The goal is to expose users to all product offerings rather than hiding them behind a meaningless list of names which may even be hidden behind a drop down menu. Now without any extra clicks or steps I can see the alternative products and how much they all cost in a fraction of the page. Of course there are some disadvantages to this approach. If you have an abundance of products this micro-list would be overwhelming and take up the entire side bar. Likewise, if you have an abundance of categories it could get cumbersome to have a vertical menu that is so long. So these are considerations you would have to make when designing your navigation for an e-commerce site. For Group Mobile I feel this style works because there will only be 6 major product categories (right now I only have three in the mockup) and not more than 10 products to a given category at most.

Dual Navigation

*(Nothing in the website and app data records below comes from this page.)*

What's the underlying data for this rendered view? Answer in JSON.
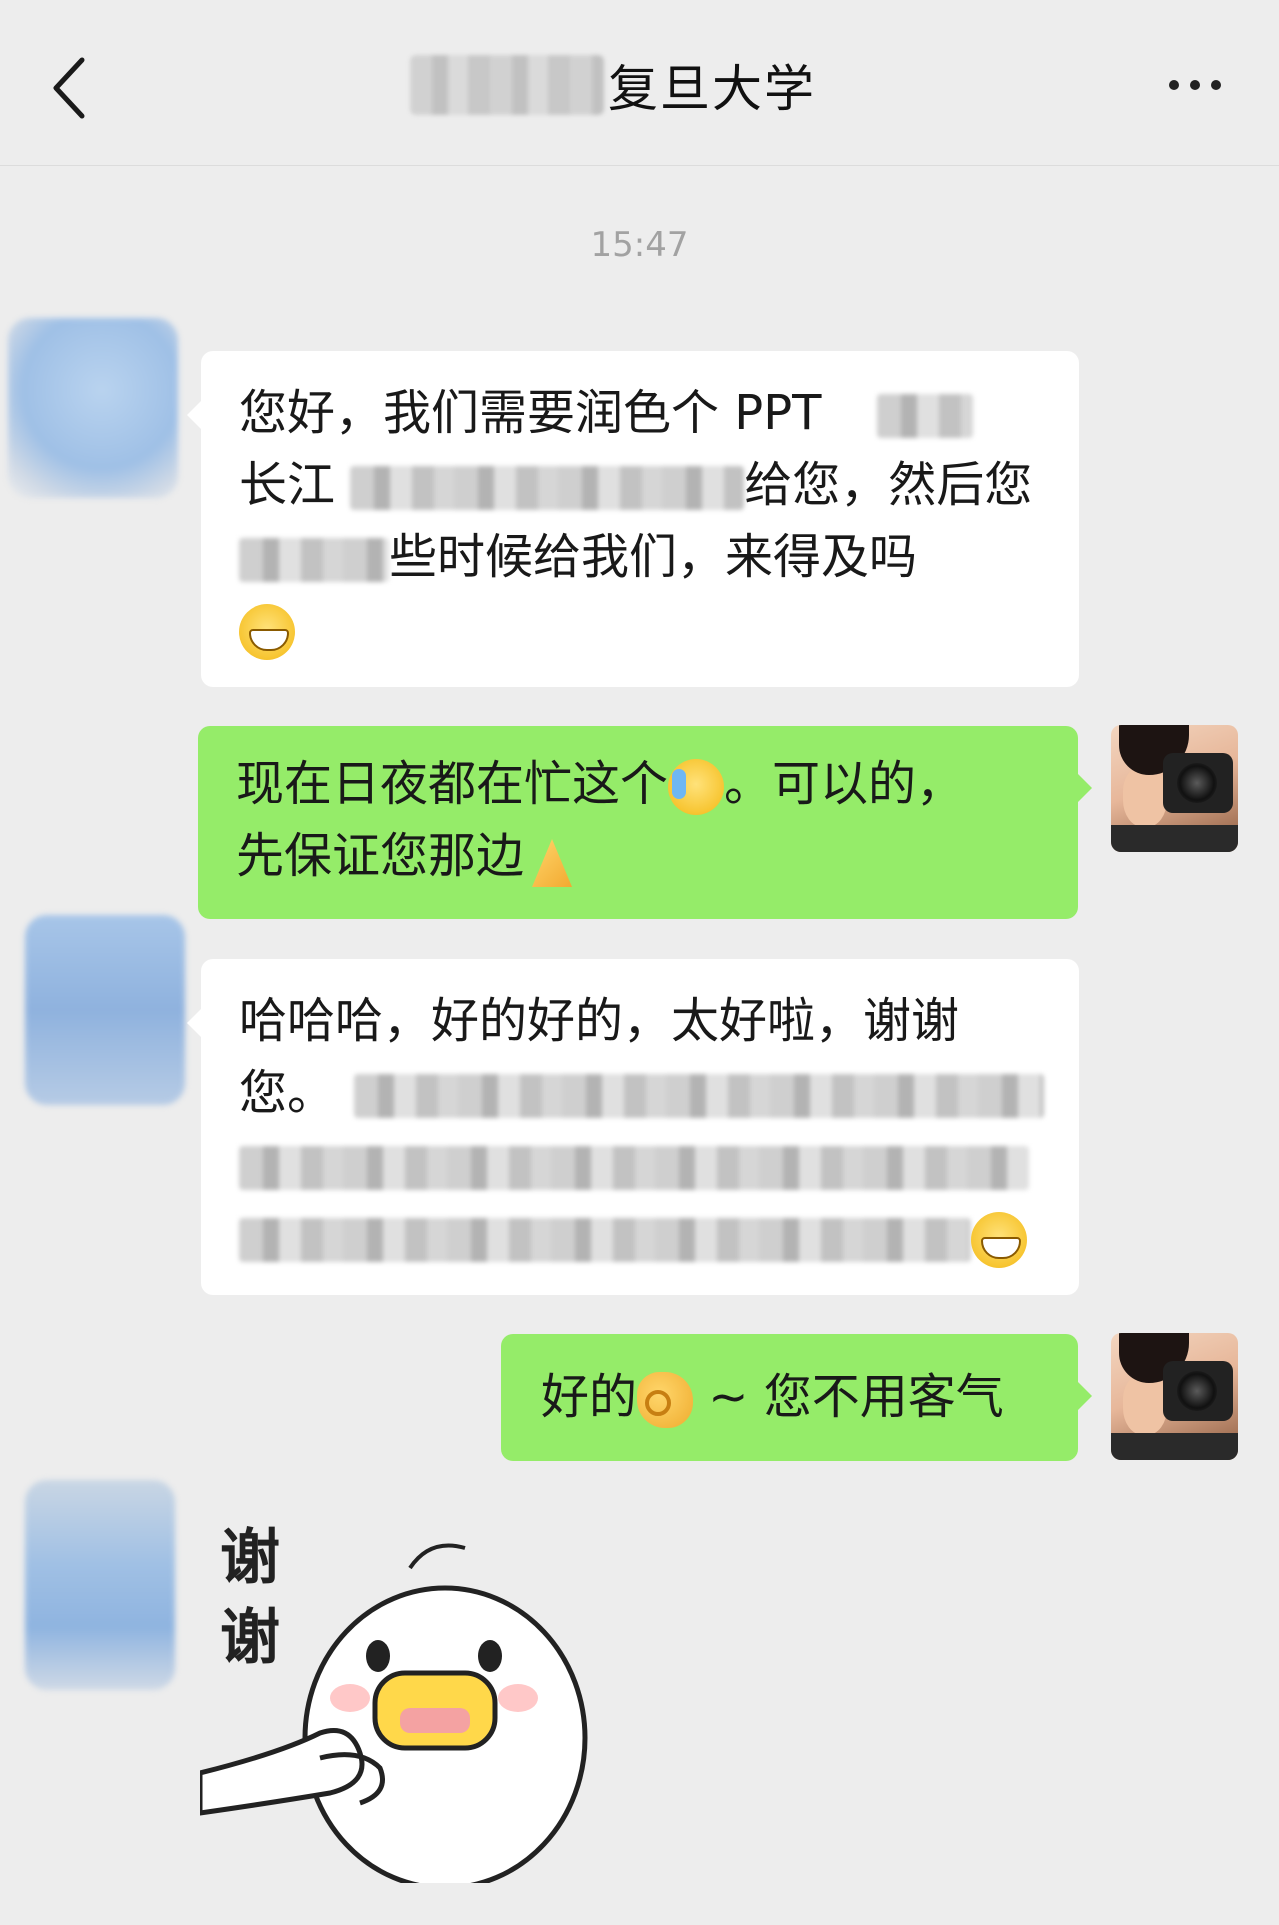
{
  "header": {
    "title": "复旦大学",
    "back_icon": "chevron-left-icon",
    "more_icon": "more-dots-icon"
  },
  "timestamp": "15:47",
  "messages": [
    {
      "side": "left",
      "lines": [
        "您好，我们需要润色个 PPT",
        "长江",
        "给您，然后您",
        "些时候给我们，来得及吗"
      ],
      "emoji": "grin-emoji"
    },
    {
      "side": "right",
      "line1_a": "现在日夜都在忙这个",
      "line1_b": "。可以的，",
      "line2": "先保证您那边",
      "emojis": [
        "tears-of-joy-emoji",
        "pray-hands-emoji"
      ]
    },
    {
      "side": "left",
      "line1": "哈哈哈，好的好的，太好啦，谢谢",
      "line2": "您。",
      "emoji": "grin-emoji"
    },
    {
      "side": "right",
      "text_a": "好的",
      "text_b": " ~ 您不用客气",
      "emoji": "ok-hand-emoji"
    }
  ],
  "sticker": {
    "text_top": "谢",
    "text_bottom": "谢",
    "name": "duck-thanks-sticker"
  },
  "colors": {
    "background": "#ededed",
    "outgoing_bubble": "#95ec69",
    "incoming_bubble": "#ffffff"
  }
}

While you saw the actual shopping navigation was located on the left hand side of the page in a vertical menu. There is also a separate nav on the top right hand side of the page dedicated to additional information related to Group Mobile the company as well as additional product information such as industry news, product FAQs, and general tools to help you become a better shopper. These services offered by the site are some of which help it differentiate itself from basic e-commerce sites which simply show you the product but don't explain much about what to look for in the products themselves. These value added services should not be hidden from the customer so we provide as clear, distinct, secondary navigation to expose customers to them as well.

Exposing Information

Ultimately, the thought process behind this layout was to expose the user to as much as possible while not getting too cluttered. I'm not sure if I completely achieved this goal so I'm interested in hearing what your thoughts are. Do you think it's overwhelming? Do you think it's clear? Would you be thrown off by the fact that there are two separate navigation elements on every page? Let me know what you think I'm interested in getting as much feedback on this design as possible.